Equally troubling are two other developments: the slowing in world trade growth since 2008 and the rise of anti-migrant sentiment in many advanced economies. Trade and immigration are beneficial for growth, productivity and real incomes. Populist politicians have been quick to blame “unfair” globalization for stagnant wages, rising inequality and for hollowing out manufacturing sectors. The spectacular success of China as an exporter of manufactured goods has provided ammunition to these critics.
India is compelled to take a clear-eyed strategic view of the emerging international economic landscape and the implications for growth. Even if India’s development path remains largely driven by domestic choices, shifts in the global order will affect its opportunities. Fresh thinking in its economic diplomacy is urgently required. In addition to financial volatility mentioned earlier, there are three sources of worry: access to markets, access to technology and weakened multilateralism.
Till now India has taken comfort that WTO rules would maintain its market access in merchandise trade. Today the WTO’s dispute settlement function is shut down by U.S. veto; the consensus principle is regarded by advanced economies as ‘unworkable’; special and differential treatment is being challenged; the issue of state aid for exports has become a major concern; and new issues such as digitalization are being discussed in plurilateral groups that India has chosen to avoid.

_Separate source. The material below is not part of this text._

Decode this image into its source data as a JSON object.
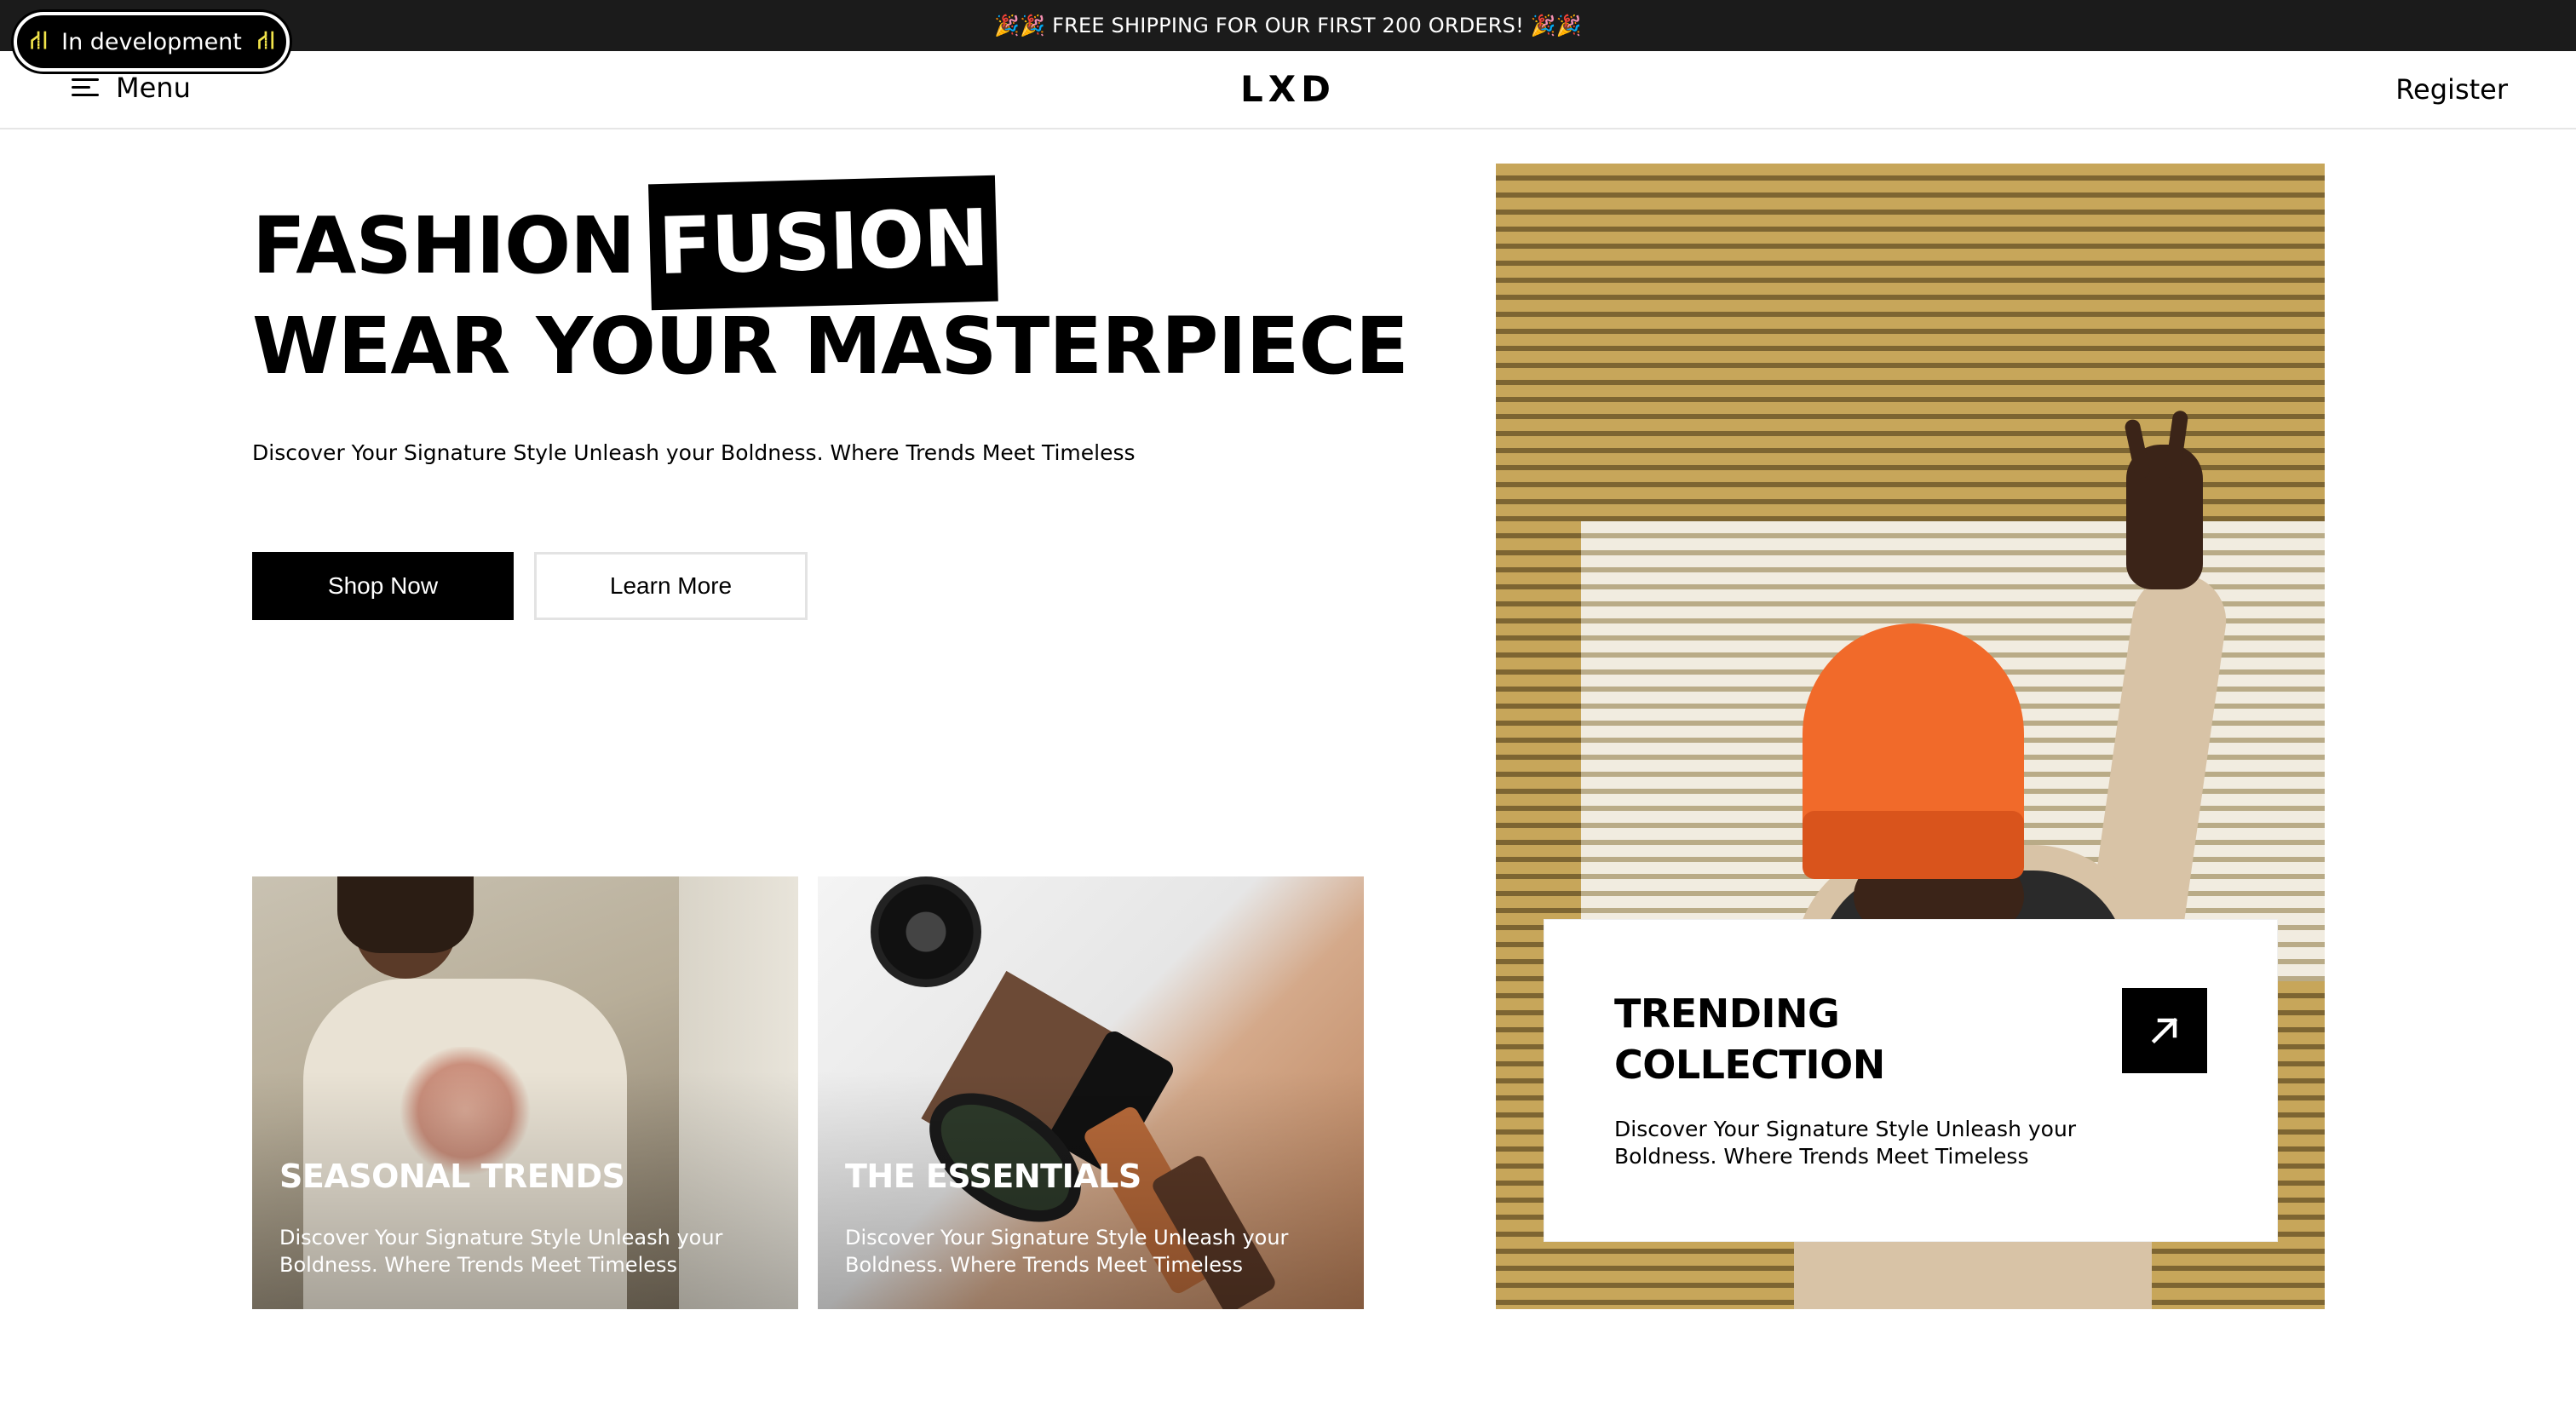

With China in mind, new disciplines are being discussed in export subsidies and state-owned enterprises. India, with its considerable state involvement, could also come afoul of these and has already been challenged on subsidies.

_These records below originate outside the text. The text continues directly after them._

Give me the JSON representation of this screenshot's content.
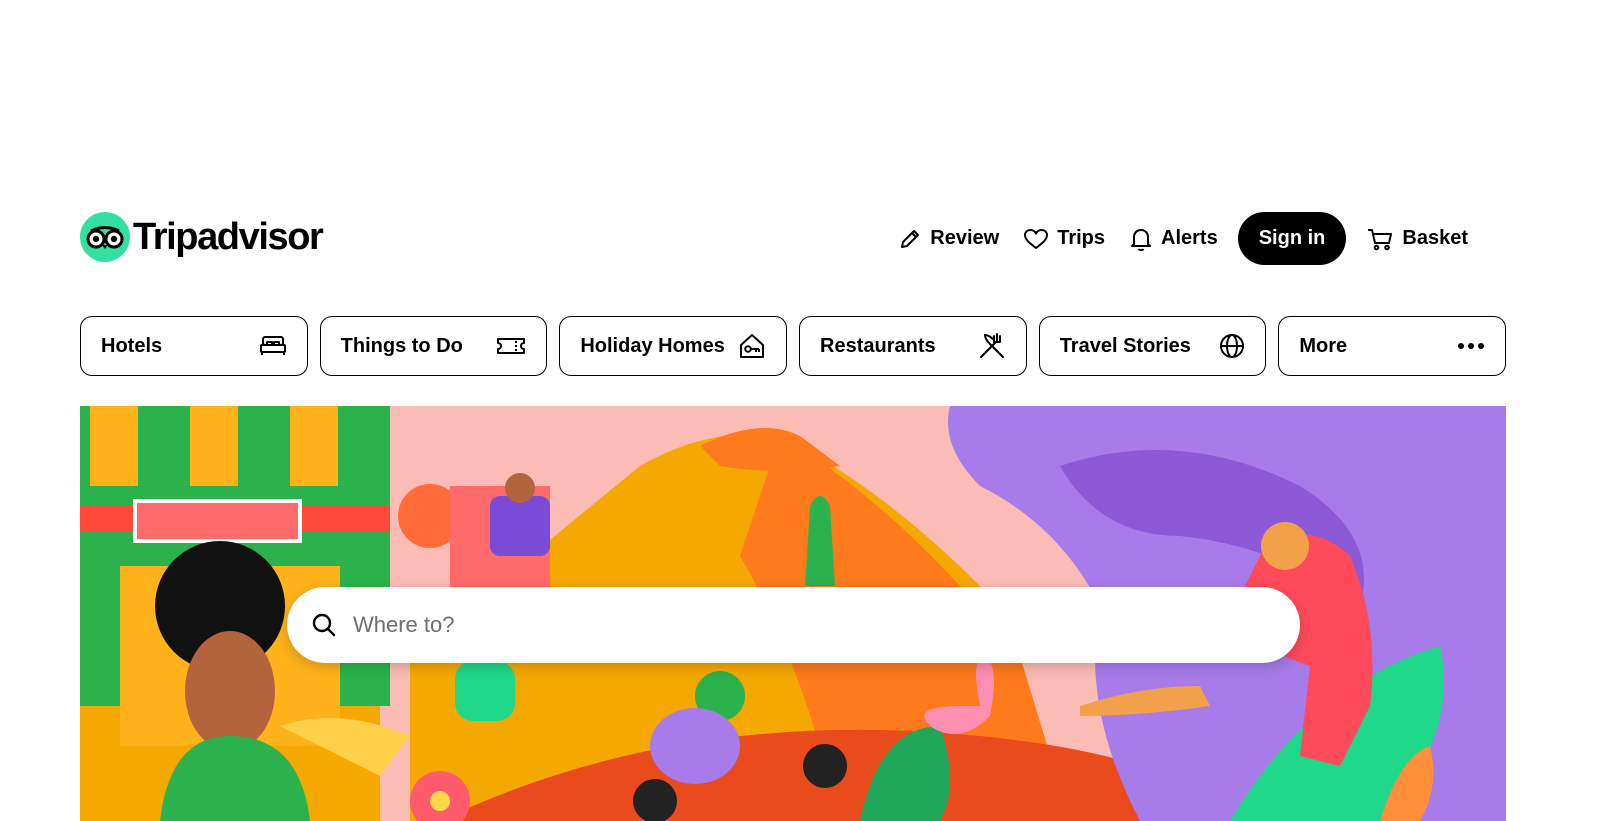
{
  "brand": {
    "name": "Tripadvisor",
    "accent": "#34e0a1"
  },
  "nav": {
    "review": "Review",
    "trips": "Trips",
    "alerts": "Alerts",
    "sign_in": "Sign in",
    "basket": "Basket"
  },
  "categories": [
    {
      "label": "Hotels",
      "icon": "bed-icon"
    },
    {
      "label": "Things to Do",
      "icon": "ticket-icon"
    },
    {
      "label": "Holiday Homes",
      "icon": "house-key-icon"
    },
    {
      "label": "Restaurants",
      "icon": "fork-knife-icon"
    },
    {
      "label": "Travel Stories",
      "icon": "globe-icon"
    },
    {
      "label": "More",
      "icon": "more-dots-icon"
    }
  ],
  "search": {
    "placeholder": "Where to?"
  },
  "hero": {
    "illustration": "colorful travel collage"
  }
}
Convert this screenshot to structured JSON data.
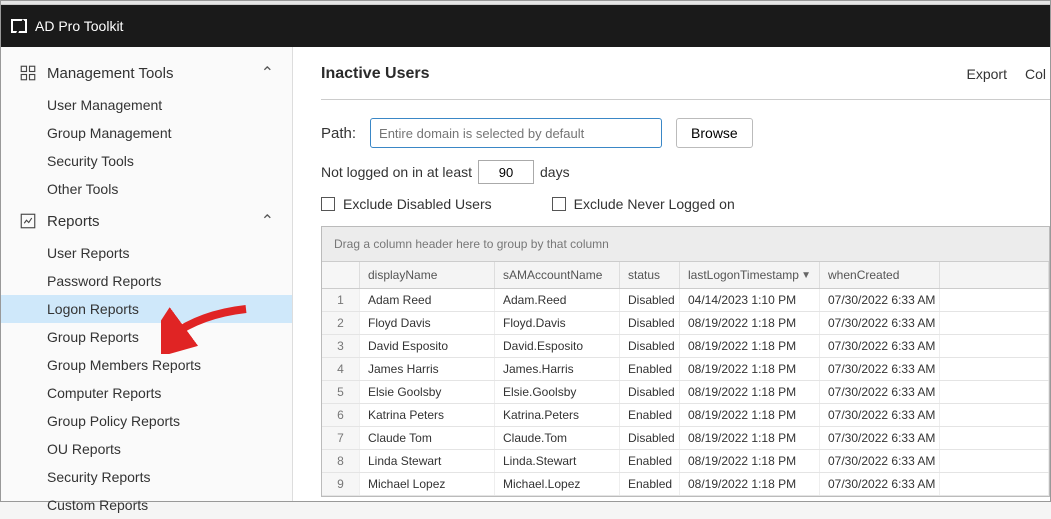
{
  "app": {
    "title": "AD Pro Toolkit"
  },
  "sidebar": {
    "groups": [
      {
        "label": "Management Tools",
        "icon": "management-icon",
        "items": [
          {
            "label": "User Management"
          },
          {
            "label": "Group Management"
          },
          {
            "label": "Security Tools"
          },
          {
            "label": "Other Tools"
          }
        ]
      },
      {
        "label": "Reports",
        "icon": "reports-icon",
        "items": [
          {
            "label": "User Reports"
          },
          {
            "label": "Password Reports"
          },
          {
            "label": "Logon Reports",
            "active": true
          },
          {
            "label": "Group Reports"
          },
          {
            "label": "Group Members Reports"
          },
          {
            "label": "Computer Reports"
          },
          {
            "label": "Group Policy Reports"
          },
          {
            "label": "OU Reports"
          },
          {
            "label": "Security Reports"
          },
          {
            "label": "Custom Reports"
          }
        ]
      }
    ]
  },
  "page": {
    "title": "Inactive Users",
    "actions": {
      "export": "Export",
      "columns": "Col"
    }
  },
  "filters": {
    "path_label": "Path:",
    "path_placeholder": "Entire domain is selected by default",
    "browse": "Browse",
    "days_prefix": "Not logged on in at least",
    "days_value": "90",
    "days_suffix": "days",
    "exclude_disabled": "Exclude Disabled Users",
    "exclude_never": "Exclude Never Logged on"
  },
  "grid": {
    "group_hint": "Drag a column header here to group by that column",
    "columns": {
      "displayName": "displayName",
      "sAMAccountName": "sAMAccountName",
      "status": "status",
      "lastLogonTimestamp": "lastLogonTimestamp",
      "whenCreated": "whenCreated"
    },
    "rows": [
      {
        "n": "1",
        "displayName": "Adam Reed",
        "sam": "Adam.Reed",
        "status": "Disabled",
        "logon": "04/14/2023 1:10 PM",
        "created": "07/30/2022 6:33 AM"
      },
      {
        "n": "2",
        "displayName": "Floyd Davis",
        "sam": "Floyd.Davis",
        "status": "Disabled",
        "logon": "08/19/2022 1:18 PM",
        "created": "07/30/2022 6:33 AM"
      },
      {
        "n": "3",
        "displayName": "David Esposito",
        "sam": "David.Esposito",
        "status": "Disabled",
        "logon": "08/19/2022 1:18 PM",
        "created": "07/30/2022 6:33 AM"
      },
      {
        "n": "4",
        "displayName": "James Harris",
        "sam": "James.Harris",
        "status": "Enabled",
        "logon": "08/19/2022 1:18 PM",
        "created": "07/30/2022 6:33 AM"
      },
      {
        "n": "5",
        "displayName": "Elsie Goolsby",
        "sam": "Elsie.Goolsby",
        "status": "Disabled",
        "logon": "08/19/2022 1:18 PM",
        "created": "07/30/2022 6:33 AM"
      },
      {
        "n": "6",
        "displayName": "Katrina Peters",
        "sam": "Katrina.Peters",
        "status": "Enabled",
        "logon": "08/19/2022 1:18 PM",
        "created": "07/30/2022 6:33 AM"
      },
      {
        "n": "7",
        "displayName": "Claude Tom",
        "sam": "Claude.Tom",
        "status": "Disabled",
        "logon": "08/19/2022 1:18 PM",
        "created": "07/30/2022 6:33 AM"
      },
      {
        "n": "8",
        "displayName": "Linda Stewart",
        "sam": "Linda.Stewart",
        "status": "Enabled",
        "logon": "08/19/2022 1:18 PM",
        "created": "07/30/2022 6:33 AM"
      },
      {
        "n": "9",
        "displayName": "Michael Lopez",
        "sam": "Michael.Lopez",
        "status": "Enabled",
        "logon": "08/19/2022 1:18 PM",
        "created": "07/30/2022 6:33 AM"
      }
    ]
  }
}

In technology, India—a non-signatory of the nuclear Non-Proliferation Treaty (NPT)—has long experience of exclusion from dual-use technology regimes. Given growing U.S.–China rivalry, there’s been enormous widening of technologies believed to be strategic. 5G telephony is the most egregious example. The United States and the European Union are attempting to place screening mechanisms for foreign investment where the underlying intent is judged to be non-commercial. Again, India’s commitment to strategic autonomy may conflict with these tighter rules.

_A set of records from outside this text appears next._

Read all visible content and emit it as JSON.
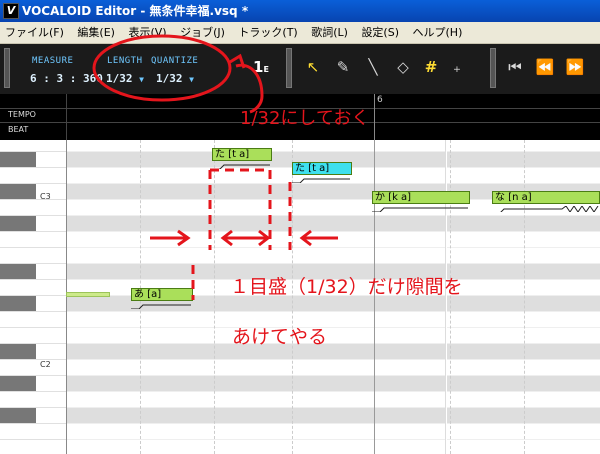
{
  "window": {
    "title": "VOCALOID Editor - 無条件幸福.vsq *",
    "app_icon": "vocaloid-logo"
  },
  "menu": [
    "ファイル(F)",
    "編集(E)",
    "表示(V)",
    "ジョブ(J)",
    "トラック(T)",
    "歌詞(L)",
    "設定(S)",
    "ヘルプ(H)"
  ],
  "toolbar": {
    "measure_label": "MEASURE",
    "measure_value": "6 : 3 : 360",
    "length_label": "LENGTH",
    "length_value": "1/32",
    "quantize_label": "QUANTIZE",
    "quantize_value": "1/32",
    "tools": [
      "select-arrow-icon",
      "pencil-icon",
      "line-icon",
      "eraser-icon",
      "grid-icon",
      "vibrato-icon"
    ],
    "transport": [
      "go-start-icon",
      "rewind-icon",
      "fast-forward-icon"
    ]
  },
  "ruler": {
    "measure_number": "6",
    "rows": [
      "TEMPO",
      "BEAT"
    ]
  },
  "piano": {
    "labels": [
      "C3",
      "C2"
    ]
  },
  "notes": [
    {
      "lyric": "た [t a]",
      "color": "#aadf5a"
    },
    {
      "lyric": "た [t a]",
      "color": "#3ee0ee"
    },
    {
      "lyric": "か [k a]",
      "color": "#aadf5a"
    },
    {
      "lyric": "な [n a]",
      "color": "#aadf5a"
    },
    {
      "lyric": "あ [a]",
      "color": "#aadf5a"
    }
  ],
  "annotations": {
    "toolbar_note": "1/32にしておく",
    "gap_note": "１目盛（1/32）だけ隙間を",
    "gap_note2": "あけてやる",
    "color": "#e4151c"
  }
}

India needs to think about its interests, assets, selection of partners and domestic capacity to provide reciprocity. It’s not in India’s interests to be forced to choose between the United States and China. Both offer different opportunities: the U.S. cutting edge research and technological cooperation and Chinese investment finance and cheap capital goods. If India believes the United States is economically misguided in focusing on bilateral trade deficits, then it shouldn’t repeat the same fallacy in its own bilateral trade relationship with China. An obsession over the trade deficit with China is reportedly a major reason behind India’s step back from the Regional Comprehensive Economic Partnership.
India’s economic diplomacy must seek to strengthen a reformed and inclusive multilateralism—an arena where it has considerable expertise but traditionally been shy, other than perhaps at the WTO. India has had a seat at the top table for over a decade. As its 2022 G20 presidency approaches, 75 years after its independence from Britain, it must seize the opportunity to shape the menu in cooperation with like-minded partners.
Suman Bery’s article was published earlier in the East Asia Forum.